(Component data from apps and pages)
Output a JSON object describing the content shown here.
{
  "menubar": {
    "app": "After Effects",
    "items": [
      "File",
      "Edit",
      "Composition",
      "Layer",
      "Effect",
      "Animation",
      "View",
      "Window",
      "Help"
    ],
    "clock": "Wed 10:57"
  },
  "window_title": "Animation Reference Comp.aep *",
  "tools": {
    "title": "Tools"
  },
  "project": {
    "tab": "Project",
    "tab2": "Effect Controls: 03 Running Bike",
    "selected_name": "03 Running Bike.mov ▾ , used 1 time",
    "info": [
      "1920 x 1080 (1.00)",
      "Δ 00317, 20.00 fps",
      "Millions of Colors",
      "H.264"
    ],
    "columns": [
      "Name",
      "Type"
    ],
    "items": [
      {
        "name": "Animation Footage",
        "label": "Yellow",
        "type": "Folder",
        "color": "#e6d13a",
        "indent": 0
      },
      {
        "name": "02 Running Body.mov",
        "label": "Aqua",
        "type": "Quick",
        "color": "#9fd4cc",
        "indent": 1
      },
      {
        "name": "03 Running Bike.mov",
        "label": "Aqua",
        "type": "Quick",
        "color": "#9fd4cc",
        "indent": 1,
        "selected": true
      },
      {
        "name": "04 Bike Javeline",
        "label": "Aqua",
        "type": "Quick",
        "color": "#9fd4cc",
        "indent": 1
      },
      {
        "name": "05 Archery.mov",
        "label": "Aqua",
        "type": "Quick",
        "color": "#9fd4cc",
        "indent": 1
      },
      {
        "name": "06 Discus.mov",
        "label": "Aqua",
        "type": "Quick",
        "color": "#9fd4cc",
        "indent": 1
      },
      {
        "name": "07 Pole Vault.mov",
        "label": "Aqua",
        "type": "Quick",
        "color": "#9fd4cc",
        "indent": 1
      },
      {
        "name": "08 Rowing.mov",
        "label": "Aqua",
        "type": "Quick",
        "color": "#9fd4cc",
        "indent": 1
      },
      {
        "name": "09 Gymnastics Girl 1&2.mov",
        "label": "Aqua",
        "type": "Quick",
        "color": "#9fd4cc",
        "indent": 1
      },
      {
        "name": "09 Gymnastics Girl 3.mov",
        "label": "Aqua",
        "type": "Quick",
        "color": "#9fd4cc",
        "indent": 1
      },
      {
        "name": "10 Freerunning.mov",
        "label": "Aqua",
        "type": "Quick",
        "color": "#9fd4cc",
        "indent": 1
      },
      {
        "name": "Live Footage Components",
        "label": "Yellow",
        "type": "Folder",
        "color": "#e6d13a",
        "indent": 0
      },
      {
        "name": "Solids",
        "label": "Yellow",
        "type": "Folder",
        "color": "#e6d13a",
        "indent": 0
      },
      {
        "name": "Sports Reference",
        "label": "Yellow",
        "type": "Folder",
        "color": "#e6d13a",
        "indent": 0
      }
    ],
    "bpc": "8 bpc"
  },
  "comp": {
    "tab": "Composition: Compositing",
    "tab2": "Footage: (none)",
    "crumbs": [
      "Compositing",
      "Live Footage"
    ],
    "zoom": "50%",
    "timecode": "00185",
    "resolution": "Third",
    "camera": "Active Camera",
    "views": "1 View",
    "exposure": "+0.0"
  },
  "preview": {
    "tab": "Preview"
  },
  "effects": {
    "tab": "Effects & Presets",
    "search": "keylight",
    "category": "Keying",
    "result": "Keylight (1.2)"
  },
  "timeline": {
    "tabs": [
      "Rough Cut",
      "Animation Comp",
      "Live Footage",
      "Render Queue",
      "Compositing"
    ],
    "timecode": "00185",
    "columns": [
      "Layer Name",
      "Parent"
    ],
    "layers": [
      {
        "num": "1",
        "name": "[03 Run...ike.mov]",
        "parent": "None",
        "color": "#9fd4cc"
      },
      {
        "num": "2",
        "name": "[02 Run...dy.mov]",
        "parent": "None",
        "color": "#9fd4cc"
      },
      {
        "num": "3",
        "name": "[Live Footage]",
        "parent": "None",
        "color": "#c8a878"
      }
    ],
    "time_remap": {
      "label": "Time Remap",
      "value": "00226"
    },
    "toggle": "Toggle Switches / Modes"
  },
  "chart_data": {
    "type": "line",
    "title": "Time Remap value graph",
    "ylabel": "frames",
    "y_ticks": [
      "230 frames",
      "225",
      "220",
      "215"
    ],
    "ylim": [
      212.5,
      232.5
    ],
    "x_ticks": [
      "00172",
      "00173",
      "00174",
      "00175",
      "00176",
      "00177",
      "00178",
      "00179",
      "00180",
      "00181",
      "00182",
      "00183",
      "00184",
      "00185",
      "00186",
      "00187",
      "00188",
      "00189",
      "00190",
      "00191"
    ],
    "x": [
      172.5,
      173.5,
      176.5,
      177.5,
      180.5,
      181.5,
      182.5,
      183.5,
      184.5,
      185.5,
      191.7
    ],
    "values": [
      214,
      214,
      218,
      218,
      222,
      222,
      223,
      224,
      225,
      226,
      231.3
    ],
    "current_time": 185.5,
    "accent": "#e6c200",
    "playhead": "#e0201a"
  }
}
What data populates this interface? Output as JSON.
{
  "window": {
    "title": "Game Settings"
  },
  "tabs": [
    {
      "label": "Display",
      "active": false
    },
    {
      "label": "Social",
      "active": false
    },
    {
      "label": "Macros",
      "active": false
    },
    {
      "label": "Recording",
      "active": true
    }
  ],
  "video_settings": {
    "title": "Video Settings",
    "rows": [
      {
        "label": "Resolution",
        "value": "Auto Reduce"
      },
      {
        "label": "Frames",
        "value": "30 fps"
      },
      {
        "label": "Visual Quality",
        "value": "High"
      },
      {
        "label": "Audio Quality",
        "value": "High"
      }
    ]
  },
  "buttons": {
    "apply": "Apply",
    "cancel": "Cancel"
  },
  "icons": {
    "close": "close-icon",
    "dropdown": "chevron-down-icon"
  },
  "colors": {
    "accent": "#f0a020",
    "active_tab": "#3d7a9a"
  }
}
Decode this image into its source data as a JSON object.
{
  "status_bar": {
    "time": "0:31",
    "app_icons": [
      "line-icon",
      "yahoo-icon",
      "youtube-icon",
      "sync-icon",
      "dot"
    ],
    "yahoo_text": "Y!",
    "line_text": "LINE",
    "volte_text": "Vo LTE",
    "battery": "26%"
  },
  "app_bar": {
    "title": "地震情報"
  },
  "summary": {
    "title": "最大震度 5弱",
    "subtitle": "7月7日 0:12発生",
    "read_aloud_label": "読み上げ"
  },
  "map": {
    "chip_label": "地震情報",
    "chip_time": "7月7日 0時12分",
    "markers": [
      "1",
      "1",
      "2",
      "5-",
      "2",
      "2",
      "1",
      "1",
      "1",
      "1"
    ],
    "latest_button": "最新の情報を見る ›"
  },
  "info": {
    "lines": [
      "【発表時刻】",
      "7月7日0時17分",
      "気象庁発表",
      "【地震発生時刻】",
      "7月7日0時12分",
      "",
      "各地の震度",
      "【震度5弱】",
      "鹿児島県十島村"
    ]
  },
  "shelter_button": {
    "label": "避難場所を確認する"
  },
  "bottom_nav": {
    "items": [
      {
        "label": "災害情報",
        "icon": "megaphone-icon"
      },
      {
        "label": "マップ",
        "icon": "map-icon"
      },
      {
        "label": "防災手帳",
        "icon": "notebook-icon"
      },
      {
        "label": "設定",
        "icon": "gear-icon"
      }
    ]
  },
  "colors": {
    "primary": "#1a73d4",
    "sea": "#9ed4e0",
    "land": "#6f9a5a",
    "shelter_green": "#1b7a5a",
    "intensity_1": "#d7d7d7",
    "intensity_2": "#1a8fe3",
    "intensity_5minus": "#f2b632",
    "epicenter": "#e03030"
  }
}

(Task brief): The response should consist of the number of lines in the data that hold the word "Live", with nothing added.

(Exercise answer): 4